PROMPT: Produce a faithful copy of every record below, without the pictures.
========================================
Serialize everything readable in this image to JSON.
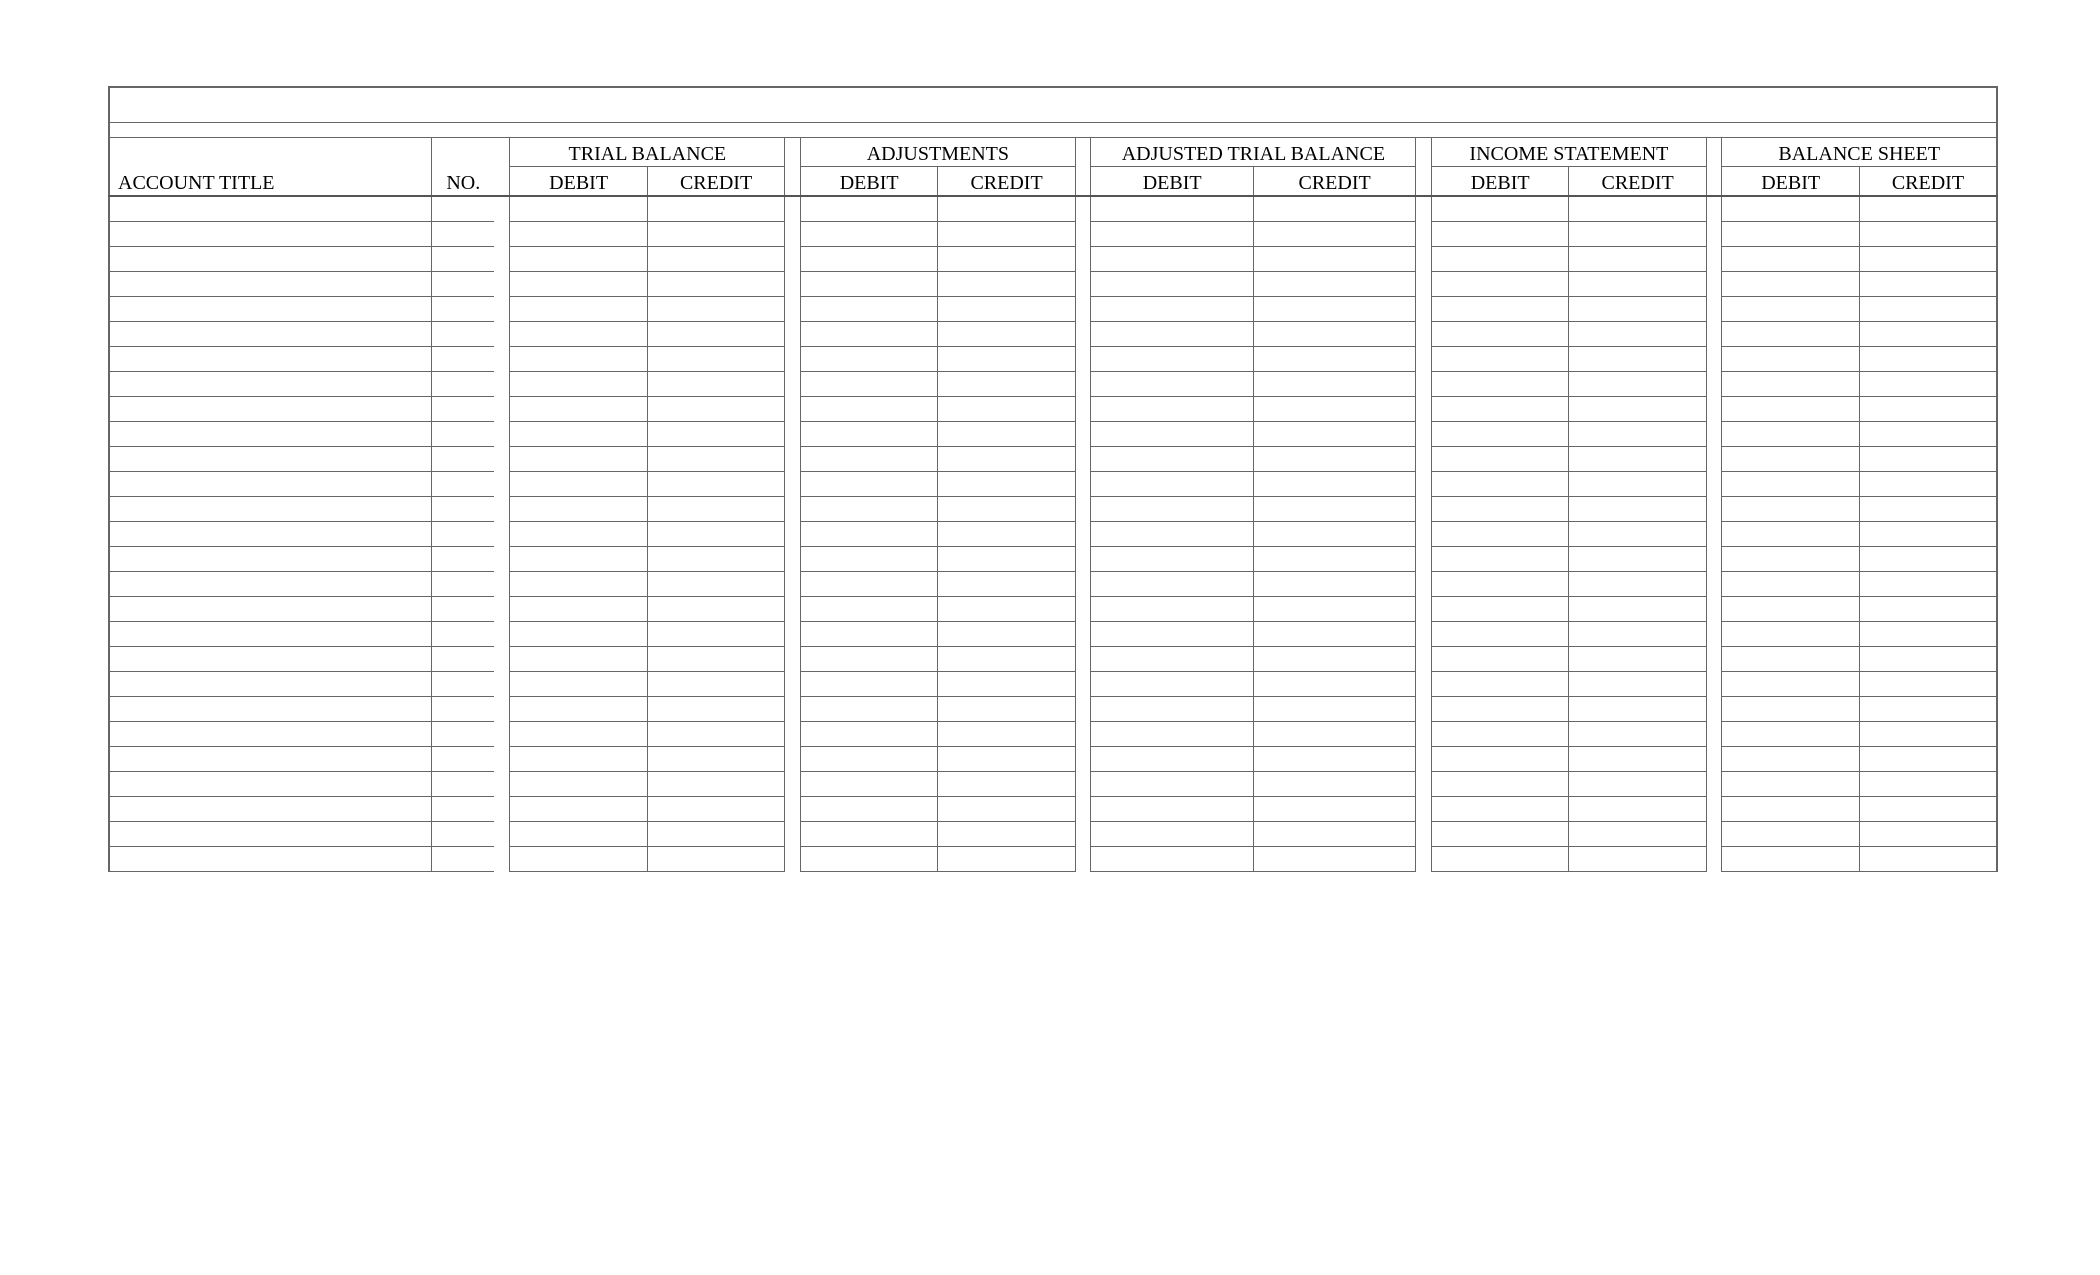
{
  "headers": {
    "account_title": "ACCOUNT TITLE",
    "no": "NO.",
    "debit": "DEBIT",
    "credit": "CREDIT",
    "groups": {
      "trial_balance": "TRIAL BALANCE",
      "adjustments": "ADJUSTMENTS",
      "adjusted_trial_balance": "ADJUSTED TRIAL BALANCE",
      "income_statement": "INCOME STATEMENT",
      "balance_sheet": "BALANCE SHEET"
    }
  },
  "body_row_count": 27
}
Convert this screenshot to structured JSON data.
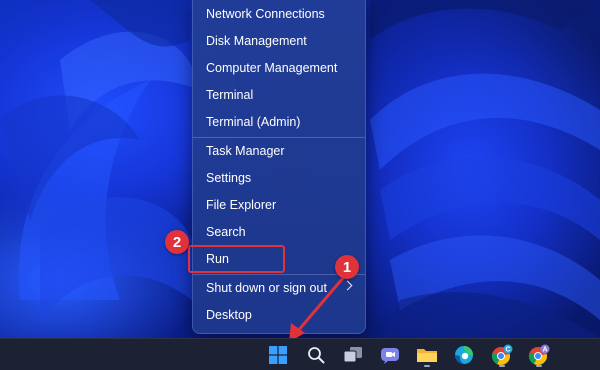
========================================
RESPONSE TO THE TASK:
Serialize everything readable in this image to JSON.
{
  "headers": {
    "account_title": "ACCOUNT TITLE",
    "no": "NO.",
    "debit": "DEBIT",
    "credit": "CREDIT",
    "groups": {
      "trial_balance": "TRIAL BALANCE",
      "adjustments": "ADJUSTMENTS",
      "adjusted_trial_balance": "ADJUSTED TRIAL BALANCE",
      "income_statement": "INCOME STATEMENT",
      "balance_sheet": "BALANCE SHEET"
    }
  },
  "body_row_count": 27
}
Convert this screenshot to structured JSON data.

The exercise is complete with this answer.